Source: By Todd Neeley, DTN Progessive Farmer • Posted: Monday, May 14, 2018

More details are emerging about what a final White House plan on the Renewable Fuel Standard may include, as Reuters reported on Friday that President Donald Trump is likely moving forward with a number of changes.

That reportedly includes issuing a temporary waiver to allow E15 sales year-round, to attach renewable identification numbers, or RINs, to exported ethanol, to reduce the number of small refinery waivers issued and to then take the gallons lost in waivers and obligate the volumes to larger refiners.

Scott Irwin, an agriculture economist at the University of Illinois, responded to the news with a series of tweets in response to the report.

On balance, he said the reported changes would be favorable to ethanol producers and agriculture.

More specifically, the idea about cutting back and reallocating gallons waived on behalf of small refiners is interesting. Especially when you consider the EPA has been doing so anyway, taking this step is not all that complicated.

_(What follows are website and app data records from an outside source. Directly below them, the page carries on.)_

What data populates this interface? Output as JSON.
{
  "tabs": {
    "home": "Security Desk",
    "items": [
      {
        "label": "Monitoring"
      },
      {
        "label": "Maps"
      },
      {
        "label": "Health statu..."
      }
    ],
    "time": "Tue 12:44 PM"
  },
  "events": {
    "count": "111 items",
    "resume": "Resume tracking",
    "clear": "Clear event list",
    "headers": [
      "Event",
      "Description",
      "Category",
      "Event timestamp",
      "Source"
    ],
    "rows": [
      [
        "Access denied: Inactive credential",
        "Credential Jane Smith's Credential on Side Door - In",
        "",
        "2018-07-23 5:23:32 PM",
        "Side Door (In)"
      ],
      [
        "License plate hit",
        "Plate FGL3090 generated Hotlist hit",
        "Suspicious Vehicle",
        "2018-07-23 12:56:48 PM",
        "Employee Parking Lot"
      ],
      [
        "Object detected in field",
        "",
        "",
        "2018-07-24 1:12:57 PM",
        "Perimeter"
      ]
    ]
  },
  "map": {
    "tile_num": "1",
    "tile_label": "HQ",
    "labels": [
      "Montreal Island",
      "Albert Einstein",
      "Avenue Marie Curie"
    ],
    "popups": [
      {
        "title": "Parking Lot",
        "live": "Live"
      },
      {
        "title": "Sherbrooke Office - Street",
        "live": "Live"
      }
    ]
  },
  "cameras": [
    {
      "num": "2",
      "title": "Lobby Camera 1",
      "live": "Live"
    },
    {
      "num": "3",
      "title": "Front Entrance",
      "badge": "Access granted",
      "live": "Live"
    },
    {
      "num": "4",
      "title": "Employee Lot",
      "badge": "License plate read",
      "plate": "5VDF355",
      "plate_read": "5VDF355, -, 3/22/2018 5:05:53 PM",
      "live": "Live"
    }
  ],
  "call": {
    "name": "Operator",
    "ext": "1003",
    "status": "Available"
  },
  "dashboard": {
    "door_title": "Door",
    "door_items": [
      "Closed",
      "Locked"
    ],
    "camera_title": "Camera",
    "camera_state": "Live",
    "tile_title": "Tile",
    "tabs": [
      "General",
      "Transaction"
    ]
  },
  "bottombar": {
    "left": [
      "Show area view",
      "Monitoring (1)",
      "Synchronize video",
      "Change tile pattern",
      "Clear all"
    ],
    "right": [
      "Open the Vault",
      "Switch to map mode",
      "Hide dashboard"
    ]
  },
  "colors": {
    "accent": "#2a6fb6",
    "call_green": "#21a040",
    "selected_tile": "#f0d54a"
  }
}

Irwin said in a tweet on Friday he believes the potential action being taken on small refinery waivers points to an effort to slow down the pace of granting those waivers. It doesn’t necessarily mean the agency will go back and rescind waivers already granted.In the past two years the agency has granted about 40 such waivers, and reportedly received at least another 30 for 2018.

In a tweet Irwin said he interprets the “temporary” aspect of lifting the E15 season ban as a sign the agency continues to be concerned about the legality of granting a permanent waiver.

“I suspect ‘temporary’ is key for now as that is more doable from a legal standpoint,” Irwin tweeted.

“Also proposing to count RINs on ethanol exports for RFS compliance. This is so obviously illegal under the RFS and last summer’s appeals court ruling that I can only conclude they thought they had to give something to the refiners.

“I have been skeptical from the outset that so many small refinery exemptions could have been granted in such a short time with the proper paperwork. Making this case according to clear court guidelines is no simple thing. This is one reason I have inferred that EPA and its supporters have been so opposed to transparency on this issue.”

Todd Neeley can be reached at